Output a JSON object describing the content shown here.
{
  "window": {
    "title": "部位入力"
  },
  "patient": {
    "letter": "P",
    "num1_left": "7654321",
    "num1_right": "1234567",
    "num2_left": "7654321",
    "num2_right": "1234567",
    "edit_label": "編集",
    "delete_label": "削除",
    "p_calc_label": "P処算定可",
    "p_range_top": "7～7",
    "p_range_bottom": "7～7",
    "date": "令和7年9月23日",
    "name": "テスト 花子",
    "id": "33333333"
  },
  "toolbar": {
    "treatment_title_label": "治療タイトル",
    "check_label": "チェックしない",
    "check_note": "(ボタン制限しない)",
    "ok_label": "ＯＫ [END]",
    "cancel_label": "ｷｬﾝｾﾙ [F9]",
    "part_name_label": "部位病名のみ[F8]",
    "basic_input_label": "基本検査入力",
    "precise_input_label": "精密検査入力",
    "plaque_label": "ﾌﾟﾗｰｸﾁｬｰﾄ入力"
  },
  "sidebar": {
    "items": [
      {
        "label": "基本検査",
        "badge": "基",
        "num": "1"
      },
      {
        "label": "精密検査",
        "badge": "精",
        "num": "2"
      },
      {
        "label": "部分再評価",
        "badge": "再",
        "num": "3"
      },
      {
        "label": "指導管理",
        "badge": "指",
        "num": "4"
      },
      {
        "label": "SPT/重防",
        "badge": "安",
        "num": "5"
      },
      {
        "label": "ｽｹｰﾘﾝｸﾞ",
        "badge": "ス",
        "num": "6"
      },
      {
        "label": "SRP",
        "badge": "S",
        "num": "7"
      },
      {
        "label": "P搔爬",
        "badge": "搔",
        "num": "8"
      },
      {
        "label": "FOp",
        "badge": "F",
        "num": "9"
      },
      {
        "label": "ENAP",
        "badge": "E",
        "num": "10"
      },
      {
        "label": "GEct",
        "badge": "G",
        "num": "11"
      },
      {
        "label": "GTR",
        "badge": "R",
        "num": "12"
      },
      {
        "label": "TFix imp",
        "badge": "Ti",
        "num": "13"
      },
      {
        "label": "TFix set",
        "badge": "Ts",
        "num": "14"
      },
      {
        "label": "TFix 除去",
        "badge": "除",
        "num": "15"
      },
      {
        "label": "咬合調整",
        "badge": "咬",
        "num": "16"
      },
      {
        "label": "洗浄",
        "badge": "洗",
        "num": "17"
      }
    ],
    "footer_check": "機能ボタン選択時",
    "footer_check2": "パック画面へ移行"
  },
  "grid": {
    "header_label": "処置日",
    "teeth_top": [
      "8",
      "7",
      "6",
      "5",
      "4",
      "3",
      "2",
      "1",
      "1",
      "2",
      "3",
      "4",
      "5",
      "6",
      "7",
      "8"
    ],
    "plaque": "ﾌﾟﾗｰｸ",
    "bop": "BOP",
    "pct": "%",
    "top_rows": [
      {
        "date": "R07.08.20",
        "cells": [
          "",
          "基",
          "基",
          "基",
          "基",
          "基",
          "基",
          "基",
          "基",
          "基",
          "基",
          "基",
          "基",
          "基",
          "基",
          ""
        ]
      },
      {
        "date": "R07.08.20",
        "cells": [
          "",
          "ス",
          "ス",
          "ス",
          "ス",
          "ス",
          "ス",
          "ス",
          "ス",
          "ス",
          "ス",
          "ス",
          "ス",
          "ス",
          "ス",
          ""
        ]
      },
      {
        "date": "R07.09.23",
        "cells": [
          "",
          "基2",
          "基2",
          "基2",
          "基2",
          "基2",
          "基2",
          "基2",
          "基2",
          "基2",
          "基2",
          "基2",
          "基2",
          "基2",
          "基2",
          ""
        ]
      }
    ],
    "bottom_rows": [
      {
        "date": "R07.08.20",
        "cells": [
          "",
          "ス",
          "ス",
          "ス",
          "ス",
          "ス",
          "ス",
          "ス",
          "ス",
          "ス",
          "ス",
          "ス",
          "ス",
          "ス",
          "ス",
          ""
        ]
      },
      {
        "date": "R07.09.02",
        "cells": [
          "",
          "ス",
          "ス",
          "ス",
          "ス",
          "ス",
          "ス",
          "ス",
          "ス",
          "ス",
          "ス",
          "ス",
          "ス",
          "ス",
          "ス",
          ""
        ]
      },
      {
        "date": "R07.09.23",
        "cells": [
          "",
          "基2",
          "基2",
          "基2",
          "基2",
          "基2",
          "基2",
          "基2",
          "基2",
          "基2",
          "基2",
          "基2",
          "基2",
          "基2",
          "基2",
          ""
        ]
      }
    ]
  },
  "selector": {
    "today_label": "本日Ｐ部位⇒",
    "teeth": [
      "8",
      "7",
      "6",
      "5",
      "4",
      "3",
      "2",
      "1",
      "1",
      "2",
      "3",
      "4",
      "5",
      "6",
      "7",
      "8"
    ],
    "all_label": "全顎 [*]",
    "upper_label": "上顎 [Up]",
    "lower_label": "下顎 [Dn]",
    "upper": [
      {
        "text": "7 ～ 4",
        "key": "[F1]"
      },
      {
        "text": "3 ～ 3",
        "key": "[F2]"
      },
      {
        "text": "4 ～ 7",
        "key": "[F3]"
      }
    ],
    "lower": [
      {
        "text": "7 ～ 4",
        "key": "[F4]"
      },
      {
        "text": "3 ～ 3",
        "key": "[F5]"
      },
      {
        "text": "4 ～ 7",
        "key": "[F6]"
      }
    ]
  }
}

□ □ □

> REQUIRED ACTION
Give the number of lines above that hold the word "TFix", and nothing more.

> YOUR RESPONSE
3